by: Rev. Alex Molozaiy
It might surprise some folks to learn that I’m a fan of classic country music, but growing up as I did in the heyday of “Urban Cowboy” and “The Dukes of Hazzard” it was everywhere. On my way to the church a couple weeks back, one of my favorite songs came up on my phone when I was driving to work: “Lookin’ for Love (in all the wrong places).” While I’ve heard this song countless times, this time was different because this time I heard it at the beginning of Lent in a year when our theme is Seeking: Honest Questions for Deeper Faith. The song began to take on a new meaning for me.
As I thought about the song’s protagonist, I realized that people are really bad at finding what will really bring them fulfillment and joy, and it’s not for a lack of looking, but rather looking in all the wrong places.
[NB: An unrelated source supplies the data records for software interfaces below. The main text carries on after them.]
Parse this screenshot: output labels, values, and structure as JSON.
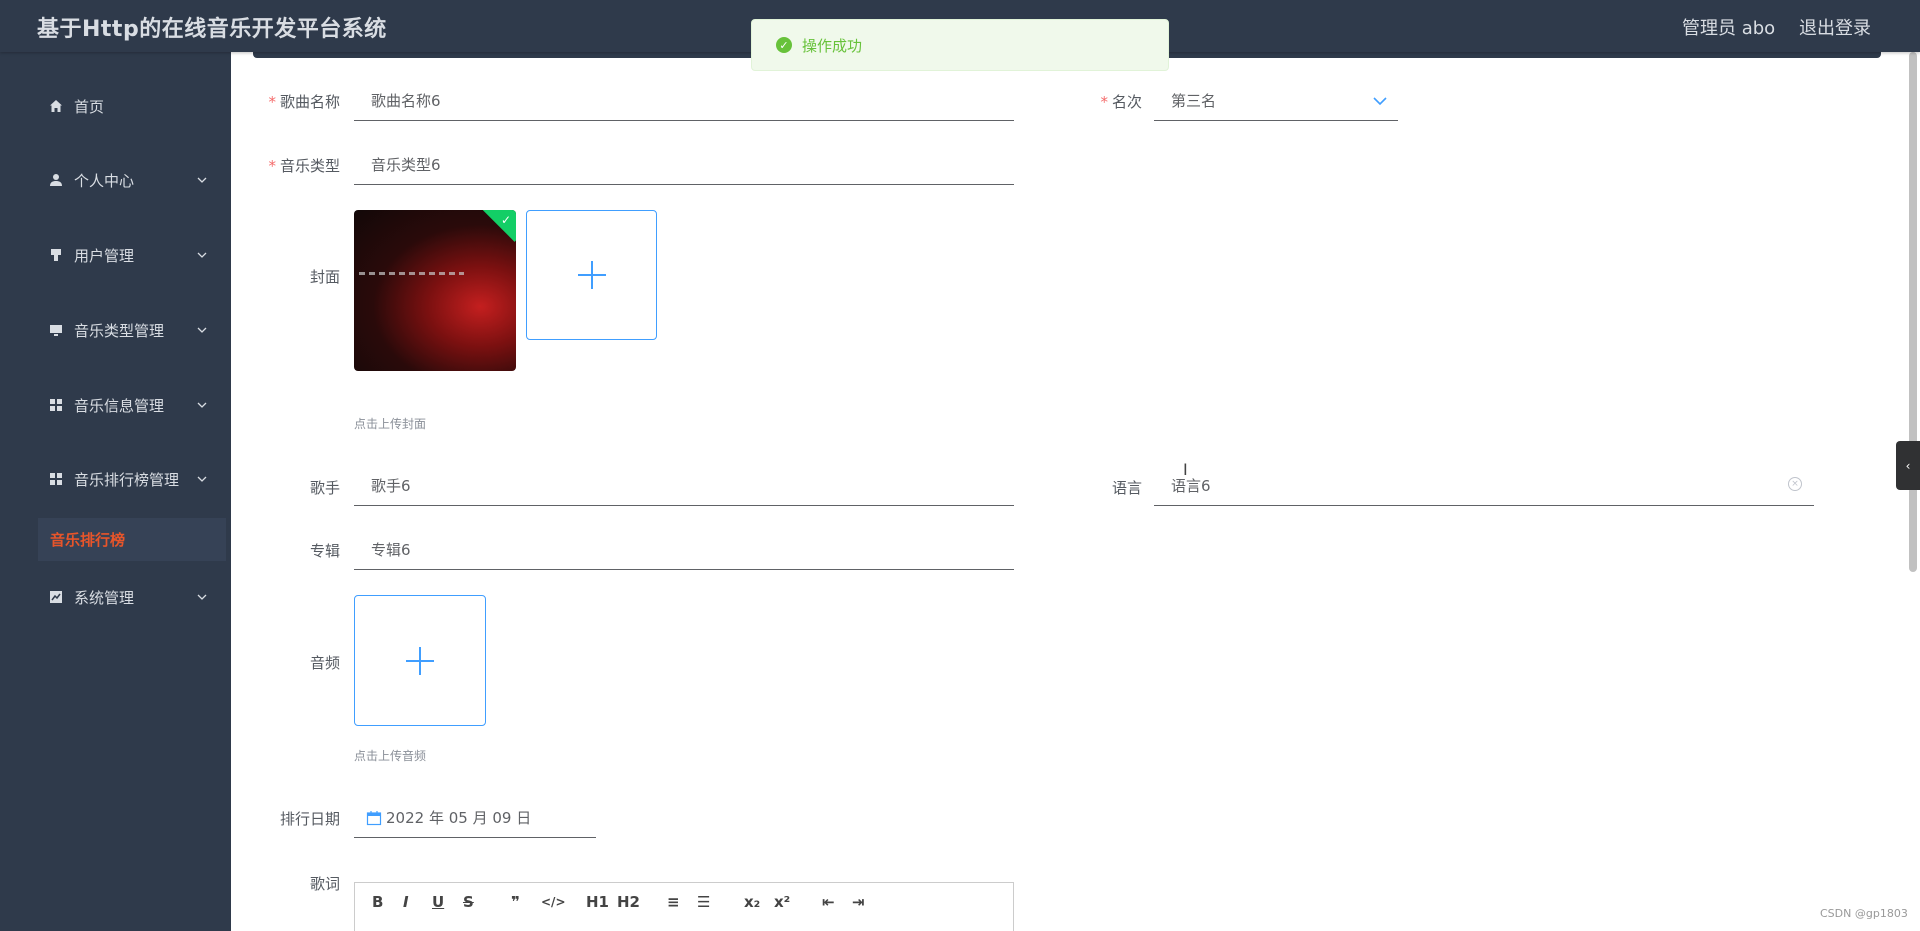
{
  "header": {
    "title": "基于Http的在线音乐开发平台系统",
    "admin": "管理员 abo",
    "logout": "退出登录"
  },
  "sidebar": {
    "items": [
      {
        "label": "首页",
        "icon": "home-icon"
      },
      {
        "label": "个人中心",
        "icon": "user-icon"
      },
      {
        "label": "用户管理",
        "icon": "users-icon"
      },
      {
        "label": "音乐类型管理",
        "icon": "monitor-icon"
      },
      {
        "label": "音乐信息管理",
        "icon": "grid-icon"
      },
      {
        "label": "音乐排行榜管理",
        "icon": "grid-icon"
      },
      {
        "label": "系统管理",
        "icon": "chart-icon"
      }
    ],
    "active_sub": "音乐排行榜"
  },
  "toast": {
    "text": "操作成功"
  },
  "form": {
    "song_name": {
      "label": "歌曲名称",
      "value": "歌曲名称6"
    },
    "rank": {
      "label": "名次",
      "value": "第三名"
    },
    "music_type": {
      "label": "音乐类型",
      "value": "音乐类型6"
    },
    "cover": {
      "label": "封面",
      "hint": "点击上传封面"
    },
    "singer": {
      "label": "歌手",
      "value": "歌手6"
    },
    "language": {
      "label": "语言",
      "value": "语言6"
    },
    "album": {
      "label": "专辑",
      "value": "专辑6"
    },
    "audio": {
      "label": "音频",
      "hint": "点击上传音频"
    },
    "rank_date": {
      "label": "排行日期",
      "value": "2022 年 05 月 09 日"
    },
    "lyrics": {
      "label": "歌词"
    }
  },
  "editor_toolbar": [
    "B",
    "I",
    "U",
    "S",
    "❞",
    "</>",
    "H1",
    "H2",
    "≡",
    "☰",
    "x₂",
    "x²",
    "⇤",
    "⇥"
  ],
  "watermark": "CSDN @gp1803"
}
As Saint Augustine understood 1,600 years ago: our souls are restless until they rest in God. As a collector, I’m kind of amazed by the lengths to which people will go in pursuit of finding ‘that one’ special and elusive crown jewel. In comparison, how much passion, time, and effort do we honestly spend in seeking ‘The One’ who created us for love? Perhaps that’s why “Lookin’ for Love” is a great song: we can all relate to seeking fulfillment ‘in all the wrong places.’
As Jesus nears Jerusalem, he patiently teaches his disciples how to seek first the kingdom of God: to humble yourself and take the lowest seat, that the last shall be first, that the greatest of all must be servant of all. What might happen if in the remainder of this Lenten journey we funneled just 30 minutes of our week spent elsewhere and turned it into looking for love in all the right places, like its author and sustaining source: our still-speaking God?